Just like abortion, sex talks are taboo in Poland. Sex education and contraception are avoided topics in schools.
By Alison Bertho
At just 16 years old Aleksandra Wesołowska took part in the Black Monday protest, but her plea was for better sex education.
“Our books ignore the topic of health, prevention and sexual rights,” says high-school student Wesołowska. “I am disappointed because in other European countries, sex educations lessons are open minded discussions about contraceptive and STDs preventions.”
“To be pro or against abortion, you first need the knowledge and understanding of the entire process,” says Marta Habior film producer and feminist activist. “But children are being taught about sexuality in church and not in biology class”.
The 1993 law on abortion obliged the government to introduce into schools classes on sexual health, including information on birth control and responsible procreation.

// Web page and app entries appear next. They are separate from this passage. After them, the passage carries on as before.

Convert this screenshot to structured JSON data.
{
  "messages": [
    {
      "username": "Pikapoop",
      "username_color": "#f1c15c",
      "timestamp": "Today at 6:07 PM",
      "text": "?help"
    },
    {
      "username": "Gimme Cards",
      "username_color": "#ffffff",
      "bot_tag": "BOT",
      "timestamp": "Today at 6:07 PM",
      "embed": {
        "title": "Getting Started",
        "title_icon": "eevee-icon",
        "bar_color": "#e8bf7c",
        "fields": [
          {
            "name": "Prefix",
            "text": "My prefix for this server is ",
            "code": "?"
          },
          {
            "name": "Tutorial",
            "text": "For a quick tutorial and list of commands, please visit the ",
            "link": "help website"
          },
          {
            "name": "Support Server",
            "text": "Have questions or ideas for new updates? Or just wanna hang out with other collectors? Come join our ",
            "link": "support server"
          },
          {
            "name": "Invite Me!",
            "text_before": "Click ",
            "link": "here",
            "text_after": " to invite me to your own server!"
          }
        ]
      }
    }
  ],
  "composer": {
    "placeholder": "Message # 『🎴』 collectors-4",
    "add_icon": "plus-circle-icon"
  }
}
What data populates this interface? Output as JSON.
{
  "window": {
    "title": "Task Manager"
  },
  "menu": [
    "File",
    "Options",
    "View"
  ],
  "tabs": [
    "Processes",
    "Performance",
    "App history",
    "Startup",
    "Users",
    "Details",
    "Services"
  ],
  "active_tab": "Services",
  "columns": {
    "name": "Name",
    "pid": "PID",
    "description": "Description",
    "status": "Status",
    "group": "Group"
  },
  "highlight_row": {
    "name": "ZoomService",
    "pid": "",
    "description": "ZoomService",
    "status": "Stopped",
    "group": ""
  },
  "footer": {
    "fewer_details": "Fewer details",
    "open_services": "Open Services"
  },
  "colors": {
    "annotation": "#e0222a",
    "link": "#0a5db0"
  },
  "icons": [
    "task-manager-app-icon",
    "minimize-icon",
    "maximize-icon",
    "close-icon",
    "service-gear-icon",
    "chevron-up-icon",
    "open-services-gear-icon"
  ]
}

“The assumption is that if you educate women on how to get pregnant there would be fewer unwanted pregnancies,” says Agnieszka Graff, adjunct professor in the American Studies Centers at the Warsaw University and Women Rights activist. “But that is not the right-wing argument, and so they argue that sex education demoralize children.”
While pro-choice and feminist organizations think sex education is the way to reduce unwanted pregnancies and abortions, pro-life organizations think that it is the cause.
“The education about sexuality should be taught at home by the parents and not in schools,” says Anna Wiejak, journalist at Prawy.pl and pro-life activist for foundation SOS. “The main result of sex education in schools is the sexualization of children as teaching about sexual relations and contraception encourage children to try it.”
However, sex educators like Maria Cygan, a volunteer at Ponton, a sexual health organization affiliated with the Federation for Women and Family Planning, say it is absurd to think that educating people about sexuality would push them to do it more.
“Contraception is the source of the problem, educators and the government should tackle it,” says Cygan.